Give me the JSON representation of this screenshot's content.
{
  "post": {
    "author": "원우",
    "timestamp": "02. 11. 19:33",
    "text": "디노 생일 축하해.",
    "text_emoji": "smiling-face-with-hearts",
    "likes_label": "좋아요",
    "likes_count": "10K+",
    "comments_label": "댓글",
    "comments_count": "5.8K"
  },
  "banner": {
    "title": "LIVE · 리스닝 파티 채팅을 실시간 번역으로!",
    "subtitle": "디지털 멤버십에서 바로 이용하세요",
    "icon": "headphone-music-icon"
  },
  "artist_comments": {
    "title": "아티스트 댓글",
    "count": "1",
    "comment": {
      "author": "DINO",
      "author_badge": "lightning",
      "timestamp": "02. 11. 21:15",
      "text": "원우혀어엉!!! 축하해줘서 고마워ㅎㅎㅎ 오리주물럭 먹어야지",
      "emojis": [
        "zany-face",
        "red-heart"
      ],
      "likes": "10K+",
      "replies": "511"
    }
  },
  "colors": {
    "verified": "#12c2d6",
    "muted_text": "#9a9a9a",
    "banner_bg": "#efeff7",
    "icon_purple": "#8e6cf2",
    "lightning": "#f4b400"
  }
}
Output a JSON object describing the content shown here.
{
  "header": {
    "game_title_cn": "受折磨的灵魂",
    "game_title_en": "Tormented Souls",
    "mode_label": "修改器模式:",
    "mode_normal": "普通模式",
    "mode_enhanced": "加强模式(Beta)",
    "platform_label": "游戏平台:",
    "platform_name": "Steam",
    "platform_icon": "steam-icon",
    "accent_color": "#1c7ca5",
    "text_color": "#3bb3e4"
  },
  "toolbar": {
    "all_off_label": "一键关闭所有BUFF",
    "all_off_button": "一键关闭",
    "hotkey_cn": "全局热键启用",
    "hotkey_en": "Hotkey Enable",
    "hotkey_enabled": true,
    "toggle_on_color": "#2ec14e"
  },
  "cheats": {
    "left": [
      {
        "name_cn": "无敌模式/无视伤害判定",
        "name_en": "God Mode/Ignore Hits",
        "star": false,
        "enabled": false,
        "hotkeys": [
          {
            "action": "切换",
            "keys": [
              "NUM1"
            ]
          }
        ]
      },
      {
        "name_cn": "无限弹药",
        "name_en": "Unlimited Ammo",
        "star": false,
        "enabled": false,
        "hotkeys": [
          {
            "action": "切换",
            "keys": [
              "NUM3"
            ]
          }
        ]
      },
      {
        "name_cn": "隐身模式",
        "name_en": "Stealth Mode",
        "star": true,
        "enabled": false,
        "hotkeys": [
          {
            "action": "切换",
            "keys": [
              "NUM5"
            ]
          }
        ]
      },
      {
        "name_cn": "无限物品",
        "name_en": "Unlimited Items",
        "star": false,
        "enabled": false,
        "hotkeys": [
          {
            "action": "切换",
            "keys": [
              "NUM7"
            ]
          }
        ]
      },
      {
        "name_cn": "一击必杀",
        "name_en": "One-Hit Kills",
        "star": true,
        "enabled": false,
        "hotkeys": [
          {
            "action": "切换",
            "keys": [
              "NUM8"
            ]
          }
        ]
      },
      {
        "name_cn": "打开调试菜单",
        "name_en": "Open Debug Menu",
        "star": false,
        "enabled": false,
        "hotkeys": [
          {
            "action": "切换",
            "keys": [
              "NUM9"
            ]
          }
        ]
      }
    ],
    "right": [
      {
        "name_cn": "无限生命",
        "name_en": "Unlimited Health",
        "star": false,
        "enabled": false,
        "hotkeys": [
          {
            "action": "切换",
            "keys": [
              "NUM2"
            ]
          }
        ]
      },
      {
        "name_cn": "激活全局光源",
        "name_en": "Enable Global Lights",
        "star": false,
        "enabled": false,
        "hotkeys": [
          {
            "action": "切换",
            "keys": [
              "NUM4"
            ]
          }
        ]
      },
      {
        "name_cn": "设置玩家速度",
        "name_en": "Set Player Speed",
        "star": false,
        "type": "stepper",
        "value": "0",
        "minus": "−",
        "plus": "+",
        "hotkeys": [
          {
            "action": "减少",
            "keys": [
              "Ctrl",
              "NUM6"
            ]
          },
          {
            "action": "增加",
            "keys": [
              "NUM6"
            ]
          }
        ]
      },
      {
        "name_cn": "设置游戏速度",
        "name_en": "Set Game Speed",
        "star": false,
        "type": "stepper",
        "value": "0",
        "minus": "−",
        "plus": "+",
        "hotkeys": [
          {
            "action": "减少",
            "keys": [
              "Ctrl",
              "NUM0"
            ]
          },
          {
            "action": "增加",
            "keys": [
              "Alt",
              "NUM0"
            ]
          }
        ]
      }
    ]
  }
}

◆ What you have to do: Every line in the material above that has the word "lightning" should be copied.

◆ Expected output:
      "author_badge": "lightning",
    "lightning": "#f4b400"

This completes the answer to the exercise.